In a nearly boroque rendering with erotically charged details as well as lush and extravagant language, The Girl with the Golden Eyes tells the story of a rich and ruthless young man in nineteenth century Paris caught up in an amorous entanglement with a mysterious beauty. His control slipping, incest, homosexuality, sexual slavery, and violence combine in what was then, and still remains, a shocking and taboo-breaking work.

The Art of The Novella Series

Too short to be a novel, too long to be a short story, the novella is generally unrecognized by academics and publishers. Nonetheless, it is a form beloved and practiced by literature's greatest writers. In the Art Of The Novella series, Melville House celebrates this renegade art form and its practitioners with titles that are, in many instances, presented in book form for the first time.

(retrieved from Amazon Thu, 12 Mar 2015 18:15:01 -0400)

(see all 2 descriptions)

Settle in for a titillating tale of illicit passion, romantic entanglement, and murder. Honore de Balzac's novella The Girl With the Golden Eyes highlights the French writer's skillful ability to convey truths about the darker nature of humanity through perfectly wrought details and observations.
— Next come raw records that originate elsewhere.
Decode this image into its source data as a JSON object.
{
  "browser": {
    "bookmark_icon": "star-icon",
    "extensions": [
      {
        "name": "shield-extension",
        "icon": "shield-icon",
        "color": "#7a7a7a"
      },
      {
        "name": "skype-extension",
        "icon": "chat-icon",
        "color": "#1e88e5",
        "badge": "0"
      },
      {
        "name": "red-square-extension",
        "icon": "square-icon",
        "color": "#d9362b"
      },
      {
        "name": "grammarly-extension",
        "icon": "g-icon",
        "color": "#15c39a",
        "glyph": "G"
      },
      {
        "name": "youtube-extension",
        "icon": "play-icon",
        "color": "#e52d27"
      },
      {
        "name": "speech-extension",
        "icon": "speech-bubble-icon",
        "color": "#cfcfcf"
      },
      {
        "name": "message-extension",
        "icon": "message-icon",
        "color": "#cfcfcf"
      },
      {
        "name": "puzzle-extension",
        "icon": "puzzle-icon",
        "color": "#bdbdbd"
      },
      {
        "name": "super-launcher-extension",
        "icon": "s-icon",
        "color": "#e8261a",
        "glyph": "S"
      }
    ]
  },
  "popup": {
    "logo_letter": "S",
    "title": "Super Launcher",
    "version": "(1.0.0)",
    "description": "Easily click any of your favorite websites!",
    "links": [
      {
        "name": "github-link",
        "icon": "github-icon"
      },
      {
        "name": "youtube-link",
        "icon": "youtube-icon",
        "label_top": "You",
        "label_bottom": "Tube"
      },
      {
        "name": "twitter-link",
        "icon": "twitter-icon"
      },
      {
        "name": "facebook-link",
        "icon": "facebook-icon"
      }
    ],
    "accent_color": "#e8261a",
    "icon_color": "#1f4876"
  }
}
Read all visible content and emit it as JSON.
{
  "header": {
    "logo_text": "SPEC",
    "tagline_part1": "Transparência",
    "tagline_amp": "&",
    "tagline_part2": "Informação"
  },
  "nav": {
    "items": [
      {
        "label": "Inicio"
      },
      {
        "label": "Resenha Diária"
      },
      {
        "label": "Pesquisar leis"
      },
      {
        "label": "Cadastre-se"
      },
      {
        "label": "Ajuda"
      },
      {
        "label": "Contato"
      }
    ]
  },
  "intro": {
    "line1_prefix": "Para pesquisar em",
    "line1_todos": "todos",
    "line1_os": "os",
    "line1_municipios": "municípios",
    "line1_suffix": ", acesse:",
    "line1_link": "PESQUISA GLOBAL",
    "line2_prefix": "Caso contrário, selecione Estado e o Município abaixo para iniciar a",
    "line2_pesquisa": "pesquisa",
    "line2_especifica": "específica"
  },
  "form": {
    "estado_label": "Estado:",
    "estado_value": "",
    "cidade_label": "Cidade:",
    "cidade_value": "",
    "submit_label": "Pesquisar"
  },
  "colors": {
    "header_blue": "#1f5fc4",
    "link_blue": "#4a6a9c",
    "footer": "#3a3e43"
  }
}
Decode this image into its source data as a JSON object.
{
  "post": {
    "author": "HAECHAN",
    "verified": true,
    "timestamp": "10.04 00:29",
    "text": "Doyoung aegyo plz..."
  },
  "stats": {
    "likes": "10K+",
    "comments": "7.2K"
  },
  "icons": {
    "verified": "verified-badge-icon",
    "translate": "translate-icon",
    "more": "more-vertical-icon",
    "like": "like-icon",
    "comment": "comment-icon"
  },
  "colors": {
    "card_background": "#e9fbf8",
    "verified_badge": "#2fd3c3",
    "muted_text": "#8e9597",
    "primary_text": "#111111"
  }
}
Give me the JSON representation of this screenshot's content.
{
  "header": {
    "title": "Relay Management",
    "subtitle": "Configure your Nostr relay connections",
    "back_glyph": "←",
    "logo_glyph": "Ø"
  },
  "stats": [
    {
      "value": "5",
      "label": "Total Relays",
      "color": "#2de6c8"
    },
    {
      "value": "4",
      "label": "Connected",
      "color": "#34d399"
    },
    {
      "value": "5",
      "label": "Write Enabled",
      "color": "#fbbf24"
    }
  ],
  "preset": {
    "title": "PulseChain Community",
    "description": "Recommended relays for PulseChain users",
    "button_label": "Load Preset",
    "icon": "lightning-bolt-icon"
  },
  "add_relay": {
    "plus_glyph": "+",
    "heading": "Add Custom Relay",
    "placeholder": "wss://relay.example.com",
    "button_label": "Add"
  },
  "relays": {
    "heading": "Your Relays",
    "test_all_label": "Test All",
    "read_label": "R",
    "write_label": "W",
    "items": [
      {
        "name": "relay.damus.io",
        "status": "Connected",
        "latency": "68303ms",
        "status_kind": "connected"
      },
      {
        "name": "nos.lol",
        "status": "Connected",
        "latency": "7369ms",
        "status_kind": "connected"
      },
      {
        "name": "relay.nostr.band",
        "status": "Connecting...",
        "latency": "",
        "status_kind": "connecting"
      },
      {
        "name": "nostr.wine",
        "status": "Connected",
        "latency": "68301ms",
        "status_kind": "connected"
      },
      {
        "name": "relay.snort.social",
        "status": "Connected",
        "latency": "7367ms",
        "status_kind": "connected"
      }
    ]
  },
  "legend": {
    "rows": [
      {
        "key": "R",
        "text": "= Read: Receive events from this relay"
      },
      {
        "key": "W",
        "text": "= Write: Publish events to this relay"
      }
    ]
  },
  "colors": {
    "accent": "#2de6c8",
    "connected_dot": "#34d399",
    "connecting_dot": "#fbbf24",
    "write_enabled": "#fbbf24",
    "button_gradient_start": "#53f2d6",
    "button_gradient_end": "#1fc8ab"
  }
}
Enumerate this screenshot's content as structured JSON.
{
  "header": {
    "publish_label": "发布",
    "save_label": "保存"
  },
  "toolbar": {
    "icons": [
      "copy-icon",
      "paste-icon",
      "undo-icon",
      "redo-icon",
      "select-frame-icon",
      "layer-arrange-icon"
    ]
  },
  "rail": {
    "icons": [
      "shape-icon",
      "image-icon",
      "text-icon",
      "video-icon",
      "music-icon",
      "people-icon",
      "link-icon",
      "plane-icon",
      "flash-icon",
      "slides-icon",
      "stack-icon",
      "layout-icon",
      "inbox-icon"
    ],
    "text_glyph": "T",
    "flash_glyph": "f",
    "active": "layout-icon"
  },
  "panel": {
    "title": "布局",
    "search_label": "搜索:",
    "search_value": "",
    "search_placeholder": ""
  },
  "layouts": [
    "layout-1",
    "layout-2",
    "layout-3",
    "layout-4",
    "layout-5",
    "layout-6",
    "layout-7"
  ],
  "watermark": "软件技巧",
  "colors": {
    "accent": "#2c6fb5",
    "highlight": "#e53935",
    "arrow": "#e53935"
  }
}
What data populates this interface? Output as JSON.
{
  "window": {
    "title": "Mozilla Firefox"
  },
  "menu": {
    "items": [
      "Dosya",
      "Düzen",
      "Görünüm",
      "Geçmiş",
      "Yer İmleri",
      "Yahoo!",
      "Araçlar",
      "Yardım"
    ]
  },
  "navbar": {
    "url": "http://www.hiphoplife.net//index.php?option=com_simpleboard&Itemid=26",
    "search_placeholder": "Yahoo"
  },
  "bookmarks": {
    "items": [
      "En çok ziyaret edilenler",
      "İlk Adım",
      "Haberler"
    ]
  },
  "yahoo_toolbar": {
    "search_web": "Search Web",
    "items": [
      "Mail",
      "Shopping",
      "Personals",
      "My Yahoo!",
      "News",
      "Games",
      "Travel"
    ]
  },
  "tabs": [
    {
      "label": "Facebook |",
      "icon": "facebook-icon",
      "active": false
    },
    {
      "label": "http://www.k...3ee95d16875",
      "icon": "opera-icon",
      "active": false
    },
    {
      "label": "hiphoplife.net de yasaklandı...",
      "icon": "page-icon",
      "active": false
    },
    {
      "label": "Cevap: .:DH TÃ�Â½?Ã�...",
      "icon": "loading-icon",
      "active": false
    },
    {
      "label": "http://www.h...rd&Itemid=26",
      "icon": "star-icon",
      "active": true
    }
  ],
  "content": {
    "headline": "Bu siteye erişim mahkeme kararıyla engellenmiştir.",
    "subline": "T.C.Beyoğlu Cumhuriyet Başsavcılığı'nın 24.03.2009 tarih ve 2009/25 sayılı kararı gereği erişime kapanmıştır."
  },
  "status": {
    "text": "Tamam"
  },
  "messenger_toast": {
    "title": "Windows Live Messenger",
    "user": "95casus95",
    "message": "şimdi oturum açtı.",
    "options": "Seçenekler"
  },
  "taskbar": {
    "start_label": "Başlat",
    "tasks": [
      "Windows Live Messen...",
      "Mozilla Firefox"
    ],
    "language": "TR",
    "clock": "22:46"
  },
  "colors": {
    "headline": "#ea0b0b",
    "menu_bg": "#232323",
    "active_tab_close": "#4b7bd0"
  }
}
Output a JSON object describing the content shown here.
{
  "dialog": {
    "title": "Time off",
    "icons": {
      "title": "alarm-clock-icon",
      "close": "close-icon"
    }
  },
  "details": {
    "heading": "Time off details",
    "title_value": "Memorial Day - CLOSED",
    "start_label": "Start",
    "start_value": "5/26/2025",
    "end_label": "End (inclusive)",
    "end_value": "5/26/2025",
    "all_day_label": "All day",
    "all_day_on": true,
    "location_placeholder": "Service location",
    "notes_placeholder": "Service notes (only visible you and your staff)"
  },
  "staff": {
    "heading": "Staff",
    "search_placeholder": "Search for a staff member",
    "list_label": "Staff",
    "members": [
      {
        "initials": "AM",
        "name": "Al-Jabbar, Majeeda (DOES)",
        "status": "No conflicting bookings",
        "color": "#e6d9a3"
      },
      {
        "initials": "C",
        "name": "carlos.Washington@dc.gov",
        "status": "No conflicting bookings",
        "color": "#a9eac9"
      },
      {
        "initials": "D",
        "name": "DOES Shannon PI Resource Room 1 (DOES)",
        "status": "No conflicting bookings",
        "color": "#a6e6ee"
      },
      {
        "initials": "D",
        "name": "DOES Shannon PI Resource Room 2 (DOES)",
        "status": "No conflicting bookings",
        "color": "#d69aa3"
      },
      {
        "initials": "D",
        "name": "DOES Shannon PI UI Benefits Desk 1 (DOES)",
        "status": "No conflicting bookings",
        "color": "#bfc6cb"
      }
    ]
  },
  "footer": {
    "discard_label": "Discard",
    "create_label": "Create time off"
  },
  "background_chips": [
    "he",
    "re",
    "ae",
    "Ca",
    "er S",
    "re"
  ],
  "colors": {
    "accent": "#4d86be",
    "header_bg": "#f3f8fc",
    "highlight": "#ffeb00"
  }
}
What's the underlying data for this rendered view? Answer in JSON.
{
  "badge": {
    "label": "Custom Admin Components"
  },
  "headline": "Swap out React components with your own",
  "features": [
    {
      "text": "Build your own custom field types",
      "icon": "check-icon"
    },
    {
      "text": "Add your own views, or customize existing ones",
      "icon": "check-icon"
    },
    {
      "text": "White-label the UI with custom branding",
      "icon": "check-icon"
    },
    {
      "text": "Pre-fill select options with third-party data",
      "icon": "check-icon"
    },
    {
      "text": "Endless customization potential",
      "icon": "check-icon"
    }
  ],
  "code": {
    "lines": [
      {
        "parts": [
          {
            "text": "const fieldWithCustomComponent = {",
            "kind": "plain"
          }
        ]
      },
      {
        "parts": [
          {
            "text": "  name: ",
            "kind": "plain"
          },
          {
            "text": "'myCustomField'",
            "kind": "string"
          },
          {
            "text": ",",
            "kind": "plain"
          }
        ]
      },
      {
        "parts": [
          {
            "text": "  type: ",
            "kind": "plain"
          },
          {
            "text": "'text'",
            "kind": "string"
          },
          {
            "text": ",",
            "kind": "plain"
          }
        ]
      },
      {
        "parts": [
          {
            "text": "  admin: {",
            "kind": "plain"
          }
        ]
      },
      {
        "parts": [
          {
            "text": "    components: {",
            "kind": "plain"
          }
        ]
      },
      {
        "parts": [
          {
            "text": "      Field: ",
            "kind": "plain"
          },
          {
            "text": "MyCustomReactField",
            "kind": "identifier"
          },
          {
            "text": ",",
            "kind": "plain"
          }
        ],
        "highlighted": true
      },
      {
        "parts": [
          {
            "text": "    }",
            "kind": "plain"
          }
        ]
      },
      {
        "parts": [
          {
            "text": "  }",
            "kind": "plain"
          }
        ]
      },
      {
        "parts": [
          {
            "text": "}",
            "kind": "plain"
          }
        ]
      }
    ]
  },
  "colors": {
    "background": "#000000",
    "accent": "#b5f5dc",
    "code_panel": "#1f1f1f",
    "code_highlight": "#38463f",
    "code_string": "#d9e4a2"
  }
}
A must-read for fans of classic European literature, or for readers who love a healthy dose of psychological complexity with their mysteries.… (more)

Quick Links

Popular covers

Rating

Average: (3.21)
0.5
1 2
1.5 1
2 5
2.5
3 18
3.5 3
4 8
4.5
5 5

Is this you?

Become a LibraryThing Author.

 

About | Contact | Privacy/Terms | Help/FAQs | Blog | Store | APIs | TinyCat | Legacy Libraries | Early Reviewers | Common Knowledge | 128,978,784 books! | Top bar: Always visible